Since the early weeks of the COVID-19 pandemic in the United States, a group of Yale researchers has diligently tracked the virus via a useful but decidedly unglamorous source: sewage.
Daily measurements from the New Haven wastewater treatment facility have yielded a series of important insights about the pandemic’s course. In one study, a group of Yale researchers including Yale SOM’s Edward H. Kaplan, a professor of operations research, public health, and engineering, and Jordan Peccia, professor of chemical and environmental engineering, demonstrated that the concentration of COVID-19 RNA per milliliter of sewage sludge rises and falls with the rate of infection seen in testing and hospitalization data. In another, they found that testing wastewater can provide an early warning sign of a worsening outbreak, three to five days before hospitalizations begin to surge.
Now they’ve uncovered yet another secret in the sludge. In their latest paper, Kaplan, Peccia, and Yale student coauthors Alessandro Zulli and Marcela Sanchez use wastewater data to calculate the cumulative COVID-19 incidence rate in New Haven and present a formula that would allow other municipalities to do the same. Their results suggest that nearly a third of people in the New Haven area had been infected by May 2021—a finding that is consistent with three other independent statistical estimates, but notably larger than the 12% figure derived from official case counts.
To develop their estimate, Kaplan and Peccia needed just one reliable measure of how many people had been infected against which to calibrate their wastewater measurements. They were fortunate to have data from the Centers for Disease Control, which conducted antibody blood testing in Connecticut in the summer of 2020. That CDC testing, which took place before the arrival of vaccines, told the researchers how many people had been infected up to that point. After matching the CDC’s estimate with the concentration of RNA in wastewater at the same time, they could extrapolate forward to May 2021.
Any city could, in theory, do the same, whether using CDC data from the area or antibody tests from another source. “The principle is what’s important,” Kaplan explains. With frequent sewage data and one accurate point-in-time estimate of infections, the same basic approach can work anywhere.
Knowing how many people have been infected with COVID-19 over time “is important to knowing what our actual immunity to SARS-CoV-2 could be,” Peccia explains—but getting a good grasp on the cumulative incidence rate has proved challenging. (The CDC antibody tests from 2020 were helpful but not nationally representative and quickly fell out of date.)
Official case counts, which are derived from testing, reflect inconsistencies in testing across the U.S. Early in the pandemic, tests were scarce; more recently, the widespread use of at-home tests means that not every positive result is being reported to public health authorities as a new case of COVID-19. Trying to reverse engineer the number from other signals, such as hospitalizations, is equally tricky: some variants have put more people in the hospital than others.
Where tests and other measures fail, toilets succeed.
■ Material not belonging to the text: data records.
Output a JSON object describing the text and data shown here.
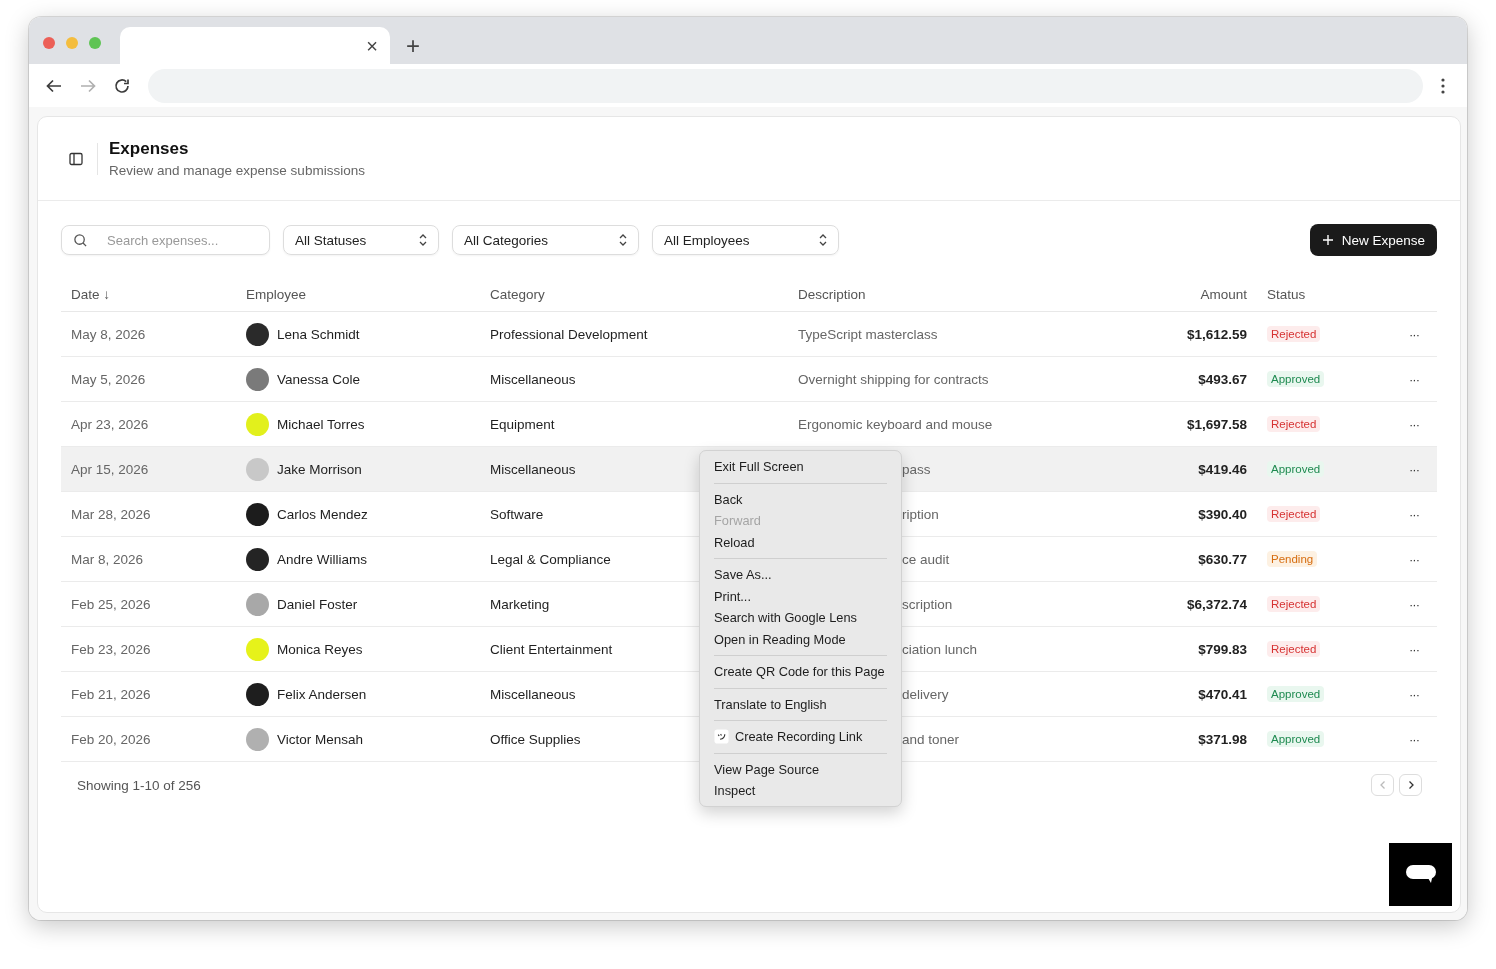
{
  "browser": {
    "tab_close": "×",
    "new_tab": "+"
  },
  "header": {
    "title": "Expenses",
    "subtitle": "Review and manage expense submissions"
  },
  "filters": {
    "search": {
      "placeholder": "Search expenses..."
    },
    "selects": [
      "All Statuses",
      "All Categories",
      "All Employees"
    ],
    "new_button": "New Expense"
  },
  "table": {
    "columns": [
      "Date ↓",
      "Employee",
      "Category",
      "Description",
      "Amount",
      "Status"
    ],
    "rows": [
      {
        "date": "May 8, 2026",
        "employee": "Lena Schmidt",
        "color": "#2a2a2a",
        "category": "Professional Development",
        "description": "TypeScript masterclass",
        "covered": false,
        "amount": "$1,612.59",
        "status": {
          "label": "Rejected",
          "kind": "rejected"
        },
        "actions": "···",
        "hovered": false
      },
      {
        "date": "May 5, 2026",
        "employee": "Vanessa Cole",
        "color": "#7a7a7a",
        "category": "Miscellaneous",
        "description": "Overnight shipping for contracts",
        "covered": false,
        "amount": "$493.67",
        "status": {
          "label": "Approved",
          "kind": "approved"
        },
        "actions": "···",
        "hovered": false
      },
      {
        "date": "Apr 23, 2026",
        "employee": "Michael Torres",
        "color": "#e2f01c",
        "category": "Equipment",
        "description": "Ergonomic keyboard and mouse",
        "covered": false,
        "amount": "$1,697.58",
        "status": {
          "label": "Rejected",
          "kind": "rejected"
        },
        "actions": "···",
        "hovered": false
      },
      {
        "date": "Apr 15, 2026",
        "employee": "Jake Morrison",
        "color": "#c8c8c8",
        "category": "Miscellaneous",
        "description": "pass",
        "covered": true,
        "amount": "$419.46",
        "status": {
          "label": "Approved",
          "kind": "approved"
        },
        "actions": "···",
        "hovered": true
      },
      {
        "date": "Mar 28, 2026",
        "employee": "Carlos Mendez",
        "color": "#1c1c1c",
        "category": "Software",
        "description": "ription",
        "covered": true,
        "amount": "$390.40",
        "status": {
          "label": "Rejected",
          "kind": "rejected"
        },
        "actions": "···",
        "hovered": false
      },
      {
        "date": "Mar 8, 2026",
        "employee": "Andre Williams",
        "color": "#242424",
        "category": "Legal & Compliance",
        "description": "ce audit",
        "covered": true,
        "amount": "$630.77",
        "status": {
          "label": "Pending",
          "kind": "pending"
        },
        "actions": "···",
        "hovered": false
      },
      {
        "date": "Feb 25, 2026",
        "employee": "Daniel Foster",
        "color": "#a8a8a8",
        "category": "Marketing",
        "description": "scription",
        "covered": true,
        "amount": "$6,372.74",
        "status": {
          "label": "Rejected",
          "kind": "rejected"
        },
        "actions": "···",
        "hovered": false
      },
      {
        "date": "Feb 23, 2026",
        "employee": "Monica Reyes",
        "color": "#e6f21a",
        "category": "Client Entertainment",
        "description": "ciation lunch",
        "covered": true,
        "amount": "$799.83",
        "status": {
          "label": "Rejected",
          "kind": "rejected"
        },
        "actions": "···",
        "hovered": false
      },
      {
        "date": "Feb 21, 2026",
        "employee": "Felix Andersen",
        "color": "#1e1e1e",
        "category": "Miscellaneous",
        "description": "delivery",
        "covered": true,
        "amount": "$470.41",
        "status": {
          "label": "Approved",
          "kind": "approved"
        },
        "actions": "···",
        "hovered": false
      },
      {
        "date": "Feb 20, 2026",
        "employee": "Victor Mensah",
        "color": "#b0b0b0",
        "category": "Office Supplies",
        "description": "and toner",
        "covered": true,
        "amount": "$371.98",
        "status": {
          "label": "Approved",
          "kind": "approved"
        },
        "actions": "···",
        "hovered": false
      }
    ]
  },
  "footer": {
    "showing": "Showing 1-10 of 256",
    "prev": {
      "disabled": true
    },
    "next": {
      "disabled": false
    }
  },
  "context_menu": {
    "groups": [
      [
        {
          "label": "Exit Full Screen",
          "kind": "plain",
          "disabled": false
        }
      ],
      [
        {
          "label": "Back",
          "kind": "plain",
          "disabled": false
        },
        {
          "label": "Forward",
          "kind": "plain",
          "disabled": true
        },
        {
          "label": "Reload",
          "kind": "plain",
          "disabled": false
        }
      ],
      [
        {
          "label": "Save As...",
          "kind": "plain",
          "disabled": false
        },
        {
          "label": "Print...",
          "kind": "plain",
          "disabled": false
        },
        {
          "label": "Search with Google Lens",
          "kind": "plain",
          "disabled": false
        },
        {
          "label": "Open in Reading Mode",
          "kind": "plain",
          "disabled": false
        }
      ],
      [
        {
          "label": "Create QR Code for this Page",
          "kind": "plain",
          "disabled": false
        }
      ],
      [
        {
          "label": "Translate to English",
          "kind": "plain",
          "disabled": false
        }
      ],
      [
        {
          "label": "Create Recording Link",
          "kind": "app",
          "disabled": false
        }
      ],
      [
        {
          "label": "View Page Source",
          "kind": "plain",
          "disabled": false
        },
        {
          "label": "Inspect",
          "kind": "plain",
          "disabled": false
        }
      ]
    ]
  }
}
People who contract COVID-19 go to the bathroom whether or not they get tested, making wastewater one of the few direct, population-level sources of information about the pandemic’s ebb and flow.
But where tests and other measures fail, toilets succeed. People who contract COVID-19 go to the bathroom whether or not they get tested, making wastewater one of the few direct, population-level sources of information about the pandemic’s ebb and flow. “How many infections are happening? That’s the hidden thing that you want to see,” Kaplan says. “We believe the wastewater signal is giving us the very best view of that.”
In New Haven, the incidence rate derived from sewage suggests “there’s a lot of immunity out there,” Peccia says. “We’re not all as vaccinated as we should be and not as boosted as we should be, but there’s a lot of people that have been infected. If you just go back and you look at [case counts], you’ll really underestimate that.”
Kaplan and Peccia are quick to point out that wastewater monitoring, for all its merits, is no substitute for testing. After all, “you can’t do contact tracing off of wastewater,” Kaplan says. Tests help individuals know whether to isolate and allow public health officials to link cases to vaccination status, for instance. But testing programs are also very expensive, and as the pandemic stretches on, “we’re going to need to augment them in some way.”
Wastewater monitoring offers a powerful and economical complement to a conventional COVID-19 testing program. In addition to calculating cumulative incidence rates, wastewater data makes it possible for officials to spot emerging outbreaks. Kaplan cites the example of Norwich, Connecticut, which used wastewater data to identify a cluster of cases and intervene before it spread further.
Kaplan and Peccia also see potential in sewage-based monitoring for diseases beyond COVID-19. They’re in the early stages of studying influenza in New Haven; wastewater has previously been used to track polio in the developing world. The work they and others have been doing, Peccia says, “lays the groundwork for many, many other types of viruses.”